PCB and Routing Solutions: Centering Traces in BGA
This is the second post in this routing series. View the introduction post here.
To increase fabrication yield, it is important to center the traces between the fanout vias inside the BGA area. Large BGAs are usually 1mm pitch and medium sized ones are 0.8mm. Then we go down to 0.65, 0.5, 0.45 and 0.4. Is anybody designing with even finer pitch BGAs?
In any case, it is important to center the traces between the ball pads and/or the fanout vias. If the routing is on the outer layers, then it is important that the traces do not get exposed with the soldermask openings. Of course, if the BGA pads are soldermask defined, then the problem of exposure is eliminated; however, this method is not always used.
On inner layers, any increase in the via-to-trace spacing will help to prevent shorts during the fabrication process. When fabricating boards, “Spacing is King.” You may also want to force the traces to be centered so they will not cross anti-pads on the plane adjacent to the signal routing.
Difficulties include various pin pitches, and we also have to deal with differential pairs along with the single-ended routing. As the pin pitches vary, rule areas can accommodate finer trace widths and spacing, and if set just right, it can automatically force either the differential pairs or individual traces to be centered. The problem is with “either.” If both differential pairs and individual traces need to be centered, a single spacing value will not force all the traces to be centered.

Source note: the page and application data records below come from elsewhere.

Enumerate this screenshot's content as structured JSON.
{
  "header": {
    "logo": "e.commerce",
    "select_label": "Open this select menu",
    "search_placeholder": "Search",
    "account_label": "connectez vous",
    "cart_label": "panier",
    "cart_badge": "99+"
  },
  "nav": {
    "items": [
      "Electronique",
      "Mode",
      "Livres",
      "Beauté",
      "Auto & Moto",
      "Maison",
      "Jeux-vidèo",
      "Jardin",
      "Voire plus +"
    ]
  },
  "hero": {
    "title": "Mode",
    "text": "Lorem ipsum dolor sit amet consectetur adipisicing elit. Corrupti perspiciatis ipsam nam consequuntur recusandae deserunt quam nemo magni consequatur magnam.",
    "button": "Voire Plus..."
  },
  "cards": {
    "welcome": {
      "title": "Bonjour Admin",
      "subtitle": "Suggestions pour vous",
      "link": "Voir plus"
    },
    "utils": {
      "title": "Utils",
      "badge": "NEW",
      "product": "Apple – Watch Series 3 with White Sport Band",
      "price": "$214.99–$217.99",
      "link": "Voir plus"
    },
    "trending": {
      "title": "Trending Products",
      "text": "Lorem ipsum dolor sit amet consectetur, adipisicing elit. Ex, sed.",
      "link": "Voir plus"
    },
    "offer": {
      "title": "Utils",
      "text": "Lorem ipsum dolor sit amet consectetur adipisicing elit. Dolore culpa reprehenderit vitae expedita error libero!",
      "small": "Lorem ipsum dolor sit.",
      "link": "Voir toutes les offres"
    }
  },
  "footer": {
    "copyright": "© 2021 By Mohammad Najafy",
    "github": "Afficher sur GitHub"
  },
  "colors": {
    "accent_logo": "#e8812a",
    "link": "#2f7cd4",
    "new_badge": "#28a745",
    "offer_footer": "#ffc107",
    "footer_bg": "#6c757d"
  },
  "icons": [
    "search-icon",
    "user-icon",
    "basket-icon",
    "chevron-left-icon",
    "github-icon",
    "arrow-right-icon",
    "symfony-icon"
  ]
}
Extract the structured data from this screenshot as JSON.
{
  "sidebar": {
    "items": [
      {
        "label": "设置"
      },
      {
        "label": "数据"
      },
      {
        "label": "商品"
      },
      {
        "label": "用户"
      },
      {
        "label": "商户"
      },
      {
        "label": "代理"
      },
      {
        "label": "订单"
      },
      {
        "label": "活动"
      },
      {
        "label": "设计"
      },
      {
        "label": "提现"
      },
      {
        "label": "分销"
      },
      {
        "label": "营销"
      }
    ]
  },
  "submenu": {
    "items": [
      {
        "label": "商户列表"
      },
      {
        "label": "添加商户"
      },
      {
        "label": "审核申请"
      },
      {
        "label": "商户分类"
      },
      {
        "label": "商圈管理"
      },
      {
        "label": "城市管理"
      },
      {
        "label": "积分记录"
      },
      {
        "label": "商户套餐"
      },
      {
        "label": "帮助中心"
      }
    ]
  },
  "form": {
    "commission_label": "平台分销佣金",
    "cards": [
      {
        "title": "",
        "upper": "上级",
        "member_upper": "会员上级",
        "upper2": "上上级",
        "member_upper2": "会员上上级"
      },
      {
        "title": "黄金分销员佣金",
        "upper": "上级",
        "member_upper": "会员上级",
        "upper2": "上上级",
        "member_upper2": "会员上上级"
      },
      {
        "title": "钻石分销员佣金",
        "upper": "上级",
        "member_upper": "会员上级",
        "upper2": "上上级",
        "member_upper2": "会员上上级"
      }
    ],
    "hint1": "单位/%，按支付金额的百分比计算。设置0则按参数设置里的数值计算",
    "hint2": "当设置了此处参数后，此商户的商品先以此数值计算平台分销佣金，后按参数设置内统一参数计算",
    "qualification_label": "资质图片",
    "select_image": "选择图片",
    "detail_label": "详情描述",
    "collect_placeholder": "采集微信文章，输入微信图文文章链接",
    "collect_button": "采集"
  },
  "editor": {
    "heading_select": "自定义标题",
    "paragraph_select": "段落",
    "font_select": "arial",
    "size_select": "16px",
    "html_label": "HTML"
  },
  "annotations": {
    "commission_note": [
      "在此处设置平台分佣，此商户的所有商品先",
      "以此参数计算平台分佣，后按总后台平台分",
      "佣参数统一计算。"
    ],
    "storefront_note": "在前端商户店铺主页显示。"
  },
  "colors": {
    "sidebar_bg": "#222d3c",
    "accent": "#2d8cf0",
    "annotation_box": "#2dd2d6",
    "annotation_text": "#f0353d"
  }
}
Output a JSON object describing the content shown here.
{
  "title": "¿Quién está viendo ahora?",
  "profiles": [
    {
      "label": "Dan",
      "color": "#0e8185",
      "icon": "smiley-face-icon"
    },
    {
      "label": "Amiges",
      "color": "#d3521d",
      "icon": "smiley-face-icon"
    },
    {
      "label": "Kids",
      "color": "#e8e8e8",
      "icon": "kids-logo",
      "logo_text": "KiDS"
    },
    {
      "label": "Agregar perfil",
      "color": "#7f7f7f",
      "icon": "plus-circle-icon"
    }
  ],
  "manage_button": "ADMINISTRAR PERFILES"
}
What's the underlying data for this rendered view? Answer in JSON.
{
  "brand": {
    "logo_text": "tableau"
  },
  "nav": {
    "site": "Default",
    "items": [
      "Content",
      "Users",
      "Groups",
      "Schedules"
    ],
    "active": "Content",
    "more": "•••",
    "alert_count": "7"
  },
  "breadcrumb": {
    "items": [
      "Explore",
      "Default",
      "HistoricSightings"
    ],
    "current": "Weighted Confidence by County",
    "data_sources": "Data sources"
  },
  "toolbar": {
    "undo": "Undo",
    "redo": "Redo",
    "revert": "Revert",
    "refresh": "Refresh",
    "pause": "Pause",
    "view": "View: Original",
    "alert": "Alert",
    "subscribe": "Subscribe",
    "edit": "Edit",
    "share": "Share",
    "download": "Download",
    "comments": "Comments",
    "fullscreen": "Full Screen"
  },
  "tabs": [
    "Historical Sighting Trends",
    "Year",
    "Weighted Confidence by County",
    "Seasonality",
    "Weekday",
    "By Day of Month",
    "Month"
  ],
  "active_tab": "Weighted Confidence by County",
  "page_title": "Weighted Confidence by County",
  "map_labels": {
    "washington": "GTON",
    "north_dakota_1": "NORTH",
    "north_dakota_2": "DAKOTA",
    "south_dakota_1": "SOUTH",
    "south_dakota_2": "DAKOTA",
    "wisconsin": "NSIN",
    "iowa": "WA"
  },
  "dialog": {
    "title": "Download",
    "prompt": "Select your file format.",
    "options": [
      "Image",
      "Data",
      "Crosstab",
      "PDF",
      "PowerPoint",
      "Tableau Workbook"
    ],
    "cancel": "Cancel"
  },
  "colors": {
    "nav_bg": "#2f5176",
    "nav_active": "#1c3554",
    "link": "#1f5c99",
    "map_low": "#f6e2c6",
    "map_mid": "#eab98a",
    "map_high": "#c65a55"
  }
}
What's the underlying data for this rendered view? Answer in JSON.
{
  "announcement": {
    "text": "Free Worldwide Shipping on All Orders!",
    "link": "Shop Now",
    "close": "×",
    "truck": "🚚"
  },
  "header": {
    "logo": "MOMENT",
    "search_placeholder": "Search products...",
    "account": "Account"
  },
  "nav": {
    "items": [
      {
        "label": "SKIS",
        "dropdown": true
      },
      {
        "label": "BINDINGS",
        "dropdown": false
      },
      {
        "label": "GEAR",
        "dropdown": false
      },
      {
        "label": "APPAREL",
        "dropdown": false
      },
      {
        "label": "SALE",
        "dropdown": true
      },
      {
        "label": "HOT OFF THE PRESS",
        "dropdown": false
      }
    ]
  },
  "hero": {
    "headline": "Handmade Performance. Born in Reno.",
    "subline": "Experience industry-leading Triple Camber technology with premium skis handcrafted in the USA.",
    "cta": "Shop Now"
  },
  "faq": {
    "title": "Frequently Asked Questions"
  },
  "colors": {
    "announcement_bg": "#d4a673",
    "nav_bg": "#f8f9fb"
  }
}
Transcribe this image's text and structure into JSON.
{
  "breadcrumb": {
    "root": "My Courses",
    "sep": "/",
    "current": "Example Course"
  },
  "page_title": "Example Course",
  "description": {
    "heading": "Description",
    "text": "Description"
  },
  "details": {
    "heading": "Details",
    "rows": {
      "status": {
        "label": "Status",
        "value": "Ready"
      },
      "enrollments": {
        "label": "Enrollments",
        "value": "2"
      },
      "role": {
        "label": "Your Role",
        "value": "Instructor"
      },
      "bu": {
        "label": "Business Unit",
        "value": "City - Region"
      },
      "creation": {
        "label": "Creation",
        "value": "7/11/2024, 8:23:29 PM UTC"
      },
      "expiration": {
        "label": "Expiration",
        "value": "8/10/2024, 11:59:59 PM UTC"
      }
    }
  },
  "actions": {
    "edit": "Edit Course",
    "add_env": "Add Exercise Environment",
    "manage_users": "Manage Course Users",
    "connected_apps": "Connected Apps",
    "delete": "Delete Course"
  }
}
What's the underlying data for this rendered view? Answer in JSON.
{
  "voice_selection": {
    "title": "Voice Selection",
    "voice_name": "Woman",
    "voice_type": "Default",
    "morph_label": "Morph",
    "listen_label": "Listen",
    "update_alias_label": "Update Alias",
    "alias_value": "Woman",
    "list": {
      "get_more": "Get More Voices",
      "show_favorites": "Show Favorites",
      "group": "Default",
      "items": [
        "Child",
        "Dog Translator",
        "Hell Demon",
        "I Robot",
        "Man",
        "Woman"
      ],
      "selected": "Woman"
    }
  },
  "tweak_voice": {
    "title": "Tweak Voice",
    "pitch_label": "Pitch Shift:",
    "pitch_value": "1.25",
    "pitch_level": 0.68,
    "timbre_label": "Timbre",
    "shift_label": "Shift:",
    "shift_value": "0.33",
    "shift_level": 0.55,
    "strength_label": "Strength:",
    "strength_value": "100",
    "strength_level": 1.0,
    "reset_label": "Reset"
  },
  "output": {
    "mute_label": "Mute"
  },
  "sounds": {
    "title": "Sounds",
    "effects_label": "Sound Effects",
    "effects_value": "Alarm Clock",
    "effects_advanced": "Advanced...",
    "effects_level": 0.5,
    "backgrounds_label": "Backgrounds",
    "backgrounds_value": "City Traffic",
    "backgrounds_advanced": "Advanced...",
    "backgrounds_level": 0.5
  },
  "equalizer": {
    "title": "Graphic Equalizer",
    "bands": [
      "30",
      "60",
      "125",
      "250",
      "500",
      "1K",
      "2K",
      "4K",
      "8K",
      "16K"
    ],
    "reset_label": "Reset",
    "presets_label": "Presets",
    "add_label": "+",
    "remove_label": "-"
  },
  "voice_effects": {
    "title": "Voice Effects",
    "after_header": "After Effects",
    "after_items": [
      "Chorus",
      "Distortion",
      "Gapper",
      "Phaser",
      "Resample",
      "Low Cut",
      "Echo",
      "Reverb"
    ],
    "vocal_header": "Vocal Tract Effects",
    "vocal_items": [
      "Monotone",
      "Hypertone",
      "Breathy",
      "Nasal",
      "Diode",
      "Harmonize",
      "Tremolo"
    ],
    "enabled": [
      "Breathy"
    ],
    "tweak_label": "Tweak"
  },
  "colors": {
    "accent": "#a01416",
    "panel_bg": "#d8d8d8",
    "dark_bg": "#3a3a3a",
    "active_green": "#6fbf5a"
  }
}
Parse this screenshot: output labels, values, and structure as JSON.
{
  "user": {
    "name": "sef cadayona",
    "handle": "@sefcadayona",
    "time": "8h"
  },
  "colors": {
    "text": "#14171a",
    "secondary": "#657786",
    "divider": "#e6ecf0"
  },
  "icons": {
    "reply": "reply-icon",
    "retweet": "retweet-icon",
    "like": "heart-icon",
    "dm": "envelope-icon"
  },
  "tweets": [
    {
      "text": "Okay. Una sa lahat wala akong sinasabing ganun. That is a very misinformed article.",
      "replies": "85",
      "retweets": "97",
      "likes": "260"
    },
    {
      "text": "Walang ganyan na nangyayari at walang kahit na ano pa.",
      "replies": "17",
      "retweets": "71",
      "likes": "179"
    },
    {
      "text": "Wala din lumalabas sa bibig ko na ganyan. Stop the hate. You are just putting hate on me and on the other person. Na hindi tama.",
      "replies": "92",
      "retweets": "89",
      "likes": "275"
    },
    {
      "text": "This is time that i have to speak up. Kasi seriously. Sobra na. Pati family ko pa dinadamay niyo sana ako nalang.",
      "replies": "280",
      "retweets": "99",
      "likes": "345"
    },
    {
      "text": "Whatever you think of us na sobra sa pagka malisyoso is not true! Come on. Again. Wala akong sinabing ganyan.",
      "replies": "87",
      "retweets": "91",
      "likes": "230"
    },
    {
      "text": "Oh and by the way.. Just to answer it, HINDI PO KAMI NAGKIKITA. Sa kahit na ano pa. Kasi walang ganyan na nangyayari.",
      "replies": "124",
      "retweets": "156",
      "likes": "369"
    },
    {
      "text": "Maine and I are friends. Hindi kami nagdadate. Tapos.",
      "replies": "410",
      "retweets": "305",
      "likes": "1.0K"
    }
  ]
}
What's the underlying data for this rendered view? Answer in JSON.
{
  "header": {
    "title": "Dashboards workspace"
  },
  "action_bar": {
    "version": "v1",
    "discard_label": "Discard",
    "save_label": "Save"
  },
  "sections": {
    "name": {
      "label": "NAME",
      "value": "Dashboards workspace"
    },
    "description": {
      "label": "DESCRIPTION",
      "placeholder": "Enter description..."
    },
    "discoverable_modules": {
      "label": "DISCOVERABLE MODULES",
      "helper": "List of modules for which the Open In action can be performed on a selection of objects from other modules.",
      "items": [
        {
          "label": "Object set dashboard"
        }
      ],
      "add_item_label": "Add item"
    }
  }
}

There is a method in existing Expedition PCB and Xpedition Layout that can be used to accommodate the centering of both single ended nets and differential pairs.
Solution: DRC Visualization and Repair
The step-by-step instructions are as follows:
1. Differential Pairs: In the Constraint Manager, increase the trace-to-via (or if on the mount layer, trace-to-pad) clearance to a value so that the differential signal will be centered. You can do this in the default rules, and if you are using rule areas around the BGA, you can do this for each of the rule areas. I trust you can do the math.
2.Turn on visibility of all routing layers. Run the DRC Visualization routine.
3. There is no need to look at all the violations – there will be many. After the DRC completes, select the traces you want to have centered, and click the right mouse button.
This menu will appear:
4. Choose “Repair Selected” and all the DRC violations that can be repaired will be repaired by pushing the traces away from the pads and vias.
5. Set your Gloss to “Local Gloss,” frame-select the traces that you just repaired, and then choose “Gloss.” This will remove any small segments that might have been created.
6. Do this method for all the BGAs that have differential pairs running through them.
7. Set the trace-to-via and trace-to-pad clearances back to the original values. You can also accomplish this by exporting the original constraints and then importing them back into the design.
8. Single-Ended-Nets: After the differential pairs have been centered, go through the same cycle with single-ended-nets. The differential pairs will not be affected by this operation for single-ended nets.
9. Once the rules are reset to the original rules, do a full DRC to ensure that no other problems may exist or have been created during this centering process.
At this point, the vast majority of the traces will be centered as desired. It may read like a lot of steps, however, it is certainly much more effective than centering the traces manually.
Here is a video that illustrates centering of differential pairs.
Are there other methods that you would like to offer?
- Never Stop Learning: PCB Training Resources
- Behind the Design: BAE Systems
- Behind the Design: Valtronic SA
- Behind the Design: Fujitsu Technology Solutions GmbH
- Xpedition® Enterprise Wins Best in Design & Test Award
- Behind the Design: Wizlogix Pte Ltd
- Behind the Design: Qualcomm Technologies Inc.
- Behind the Design: Sanmina Corporation
- Xpedition® Starter Libraries: Building Blocks of PCB Design
- Behind the Design: Seagate